--- Recorded information Enclosed Below ---

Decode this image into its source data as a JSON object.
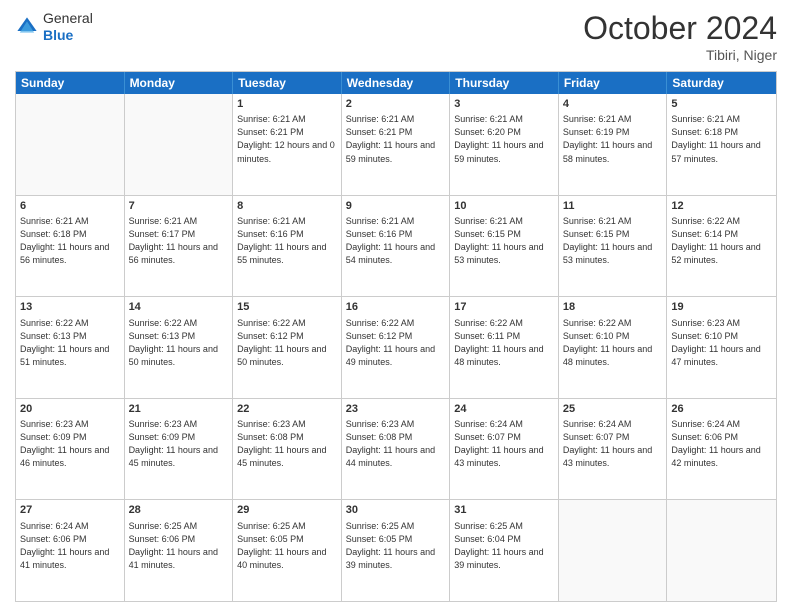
{
  "header": {
    "logo_line1": "General",
    "logo_line2": "Blue",
    "month_year": "October 2024",
    "location": "Tibiri, Niger"
  },
  "days": [
    "Sunday",
    "Monday",
    "Tuesday",
    "Wednesday",
    "Thursday",
    "Friday",
    "Saturday"
  ],
  "weeks": [
    [
      {
        "day": "",
        "empty": true
      },
      {
        "day": "",
        "empty": true
      },
      {
        "day": "1",
        "sunrise": "Sunrise: 6:21 AM",
        "sunset": "Sunset: 6:21 PM",
        "daylight": "Daylight: 12 hours and 0 minutes."
      },
      {
        "day": "2",
        "sunrise": "Sunrise: 6:21 AM",
        "sunset": "Sunset: 6:21 PM",
        "daylight": "Daylight: 11 hours and 59 minutes."
      },
      {
        "day": "3",
        "sunrise": "Sunrise: 6:21 AM",
        "sunset": "Sunset: 6:20 PM",
        "daylight": "Daylight: 11 hours and 59 minutes."
      },
      {
        "day": "4",
        "sunrise": "Sunrise: 6:21 AM",
        "sunset": "Sunset: 6:19 PM",
        "daylight": "Daylight: 11 hours and 58 minutes."
      },
      {
        "day": "5",
        "sunrise": "Sunrise: 6:21 AM",
        "sunset": "Sunset: 6:18 PM",
        "daylight": "Daylight: 11 hours and 57 minutes."
      }
    ],
    [
      {
        "day": "6",
        "sunrise": "Sunrise: 6:21 AM",
        "sunset": "Sunset: 6:18 PM",
        "daylight": "Daylight: 11 hours and 56 minutes."
      },
      {
        "day": "7",
        "sunrise": "Sunrise: 6:21 AM",
        "sunset": "Sunset: 6:17 PM",
        "daylight": "Daylight: 11 hours and 56 minutes."
      },
      {
        "day": "8",
        "sunrise": "Sunrise: 6:21 AM",
        "sunset": "Sunset: 6:16 PM",
        "daylight": "Daylight: 11 hours and 55 minutes."
      },
      {
        "day": "9",
        "sunrise": "Sunrise: 6:21 AM",
        "sunset": "Sunset: 6:16 PM",
        "daylight": "Daylight: 11 hours and 54 minutes."
      },
      {
        "day": "10",
        "sunrise": "Sunrise: 6:21 AM",
        "sunset": "Sunset: 6:15 PM",
        "daylight": "Daylight: 11 hours and 53 minutes."
      },
      {
        "day": "11",
        "sunrise": "Sunrise: 6:21 AM",
        "sunset": "Sunset: 6:15 PM",
        "daylight": "Daylight: 11 hours and 53 minutes."
      },
      {
        "day": "12",
        "sunrise": "Sunrise: 6:22 AM",
        "sunset": "Sunset: 6:14 PM",
        "daylight": "Daylight: 11 hours and 52 minutes."
      }
    ],
    [
      {
        "day": "13",
        "sunrise": "Sunrise: 6:22 AM",
        "sunset": "Sunset: 6:13 PM",
        "daylight": "Daylight: 11 hours and 51 minutes."
      },
      {
        "day": "14",
        "sunrise": "Sunrise: 6:22 AM",
        "sunset": "Sunset: 6:13 PM",
        "daylight": "Daylight: 11 hours and 50 minutes."
      },
      {
        "day": "15",
        "sunrise": "Sunrise: 6:22 AM",
        "sunset": "Sunset: 6:12 PM",
        "daylight": "Daylight: 11 hours and 50 minutes."
      },
      {
        "day": "16",
        "sunrise": "Sunrise: 6:22 AM",
        "sunset": "Sunset: 6:12 PM",
        "daylight": "Daylight: 11 hours and 49 minutes."
      },
      {
        "day": "17",
        "sunrise": "Sunrise: 6:22 AM",
        "sunset": "Sunset: 6:11 PM",
        "daylight": "Daylight: 11 hours and 48 minutes."
      },
      {
        "day": "18",
        "sunrise": "Sunrise: 6:22 AM",
        "sunset": "Sunset: 6:10 PM",
        "daylight": "Daylight: 11 hours and 48 minutes."
      },
      {
        "day": "19",
        "sunrise": "Sunrise: 6:23 AM",
        "sunset": "Sunset: 6:10 PM",
        "daylight": "Daylight: 11 hours and 47 minutes."
      }
    ],
    [
      {
        "day": "20",
        "sunrise": "Sunrise: 6:23 AM",
        "sunset": "Sunset: 6:09 PM",
        "daylight": "Daylight: 11 hours and 46 minutes."
      },
      {
        "day": "21",
        "sunrise": "Sunrise: 6:23 AM",
        "sunset": "Sunset: 6:09 PM",
        "daylight": "Daylight: 11 hours and 45 minutes."
      },
      {
        "day": "22",
        "sunrise": "Sunrise: 6:23 AM",
        "sunset": "Sunset: 6:08 PM",
        "daylight": "Daylight: 11 hours and 45 minutes."
      },
      {
        "day": "23",
        "sunrise": "Sunrise: 6:23 AM",
        "sunset": "Sunset: 6:08 PM",
        "daylight": "Daylight: 11 hours and 44 minutes."
      },
      {
        "day": "24",
        "sunrise": "Sunrise: 6:24 AM",
        "sunset": "Sunset: 6:07 PM",
        "daylight": "Daylight: 11 hours and 43 minutes."
      },
      {
        "day": "25",
        "sunrise": "Sunrise: 6:24 AM",
        "sunset": "Sunset: 6:07 PM",
        "daylight": "Daylight: 11 hours and 43 minutes."
      },
      {
        "day": "26",
        "sunrise": "Sunrise: 6:24 AM",
        "sunset": "Sunset: 6:06 PM",
        "daylight": "Daylight: 11 hours and 42 minutes."
      }
    ],
    [
      {
        "day": "27",
        "sunrise": "Sunrise: 6:24 AM",
        "sunset": "Sunset: 6:06 PM",
        "daylight": "Daylight: 11 hours and 41 minutes."
      },
      {
        "day": "28",
        "sunrise": "Sunrise: 6:25 AM",
        "sunset": "Sunset: 6:06 PM",
        "daylight": "Daylight: 11 hours and 41 minutes."
      },
      {
        "day": "29",
        "sunrise": "Sunrise: 6:25 AM",
        "sunset": "Sunset: 6:05 PM",
        "daylight": "Daylight: 11 hours and 40 minutes."
      },
      {
        "day": "30",
        "sunrise": "Sunrise: 6:25 AM",
        "sunset": "Sunset: 6:05 PM",
        "daylight": "Daylight: 11 hours and 39 minutes."
      },
      {
        "day": "31",
        "sunrise": "Sunrise: 6:25 AM",
        "sunset": "Sunset: 6:04 PM",
        "daylight": "Daylight: 11 hours and 39 minutes."
      },
      {
        "day": "",
        "empty": true
      },
      {
        "day": "",
        "empty": true
      }
    ]
  ]
}
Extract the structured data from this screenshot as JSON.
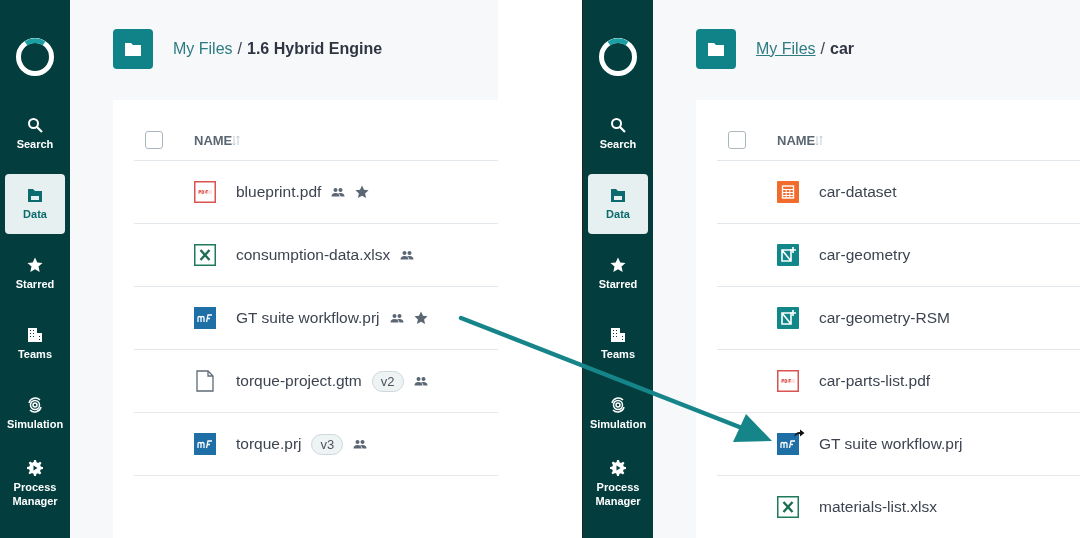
{
  "panels": [
    {
      "sidebar": [
        {
          "kind": "search",
          "label": "Search",
          "selected": false
        },
        {
          "kind": "data",
          "label": "Data",
          "selected": true
        },
        {
          "kind": "starred",
          "label": "Starred",
          "selected": false
        },
        {
          "kind": "teams",
          "label": "Teams",
          "selected": false
        },
        {
          "kind": "simulation",
          "label": "Simulation",
          "selected": false
        },
        {
          "kind": "process",
          "label": "Process Manager",
          "selected": false
        }
      ],
      "breadcrumb": {
        "parent": "My Files",
        "parent_underlined": false,
        "separator": "/",
        "current": "1.6 Hybrid Engine"
      },
      "table": {
        "all_checked": false,
        "column": "NAME",
        "rows": [
          {
            "kind": "pdf",
            "name": "blueprint.pdf",
            "shared": true,
            "starred": true,
            "shortcut": false
          },
          {
            "kind": "excel",
            "name": "consumption-data.xlsx",
            "shared": true,
            "starred": false,
            "shortcut": false
          },
          {
            "kind": "mf",
            "name": "GT suite workflow.prj",
            "shared": true,
            "starred": true,
            "shortcut": false
          },
          {
            "kind": "file",
            "name": "torque-project.gtm",
            "version": "v2",
            "shared": true,
            "starred": false,
            "shortcut": false
          },
          {
            "kind": "mf",
            "name": "torque.prj",
            "version": "v3",
            "shared": true,
            "starred": false,
            "shortcut": false
          }
        ]
      }
    },
    {
      "sidebar": [
        {
          "kind": "search",
          "label": "Search",
          "selected": false
        },
        {
          "kind": "data",
          "label": "Data",
          "selected": true
        },
        {
          "kind": "starred",
          "label": "Starred",
          "selected": false
        },
        {
          "kind": "teams",
          "label": "Teams",
          "selected": false
        },
        {
          "kind": "simulation",
          "label": "Simulation",
          "selected": false
        },
        {
          "kind": "process",
          "label": "Process Manager",
          "selected": false
        }
      ],
      "breadcrumb": {
        "parent": "My Files",
        "parent_underlined": true,
        "separator": "/",
        "current": "car"
      },
      "table": {
        "all_checked": false,
        "column": "NAME",
        "rows": [
          {
            "kind": "dataset",
            "name": "car-dataset",
            "shared": false,
            "starred": false,
            "shortcut": false
          },
          {
            "kind": "geometry",
            "name": "car-geometry",
            "shared": false,
            "starred": false,
            "shortcut": false
          },
          {
            "kind": "geometry",
            "name": "car-geometry-RSM",
            "shared": false,
            "starred": false,
            "shortcut": false
          },
          {
            "kind": "pdf",
            "name": "car-parts-list.pdf",
            "shared": false,
            "starred": false,
            "shortcut": false
          },
          {
            "kind": "mf",
            "name": "GT suite workflow.prj",
            "shared": false,
            "starred": false,
            "shortcut": true
          },
          {
            "kind": "excel",
            "name": "materials-list.xlsx",
            "shared": false,
            "starred": false,
            "shortcut": false
          }
        ]
      }
    }
  ]
}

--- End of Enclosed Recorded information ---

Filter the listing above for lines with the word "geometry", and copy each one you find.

#### [Finished exercise]
            "kind": "geometry",
            "name": "car-geometry",
            "kind": "geometry",
            "name": "car-geometry-RSM",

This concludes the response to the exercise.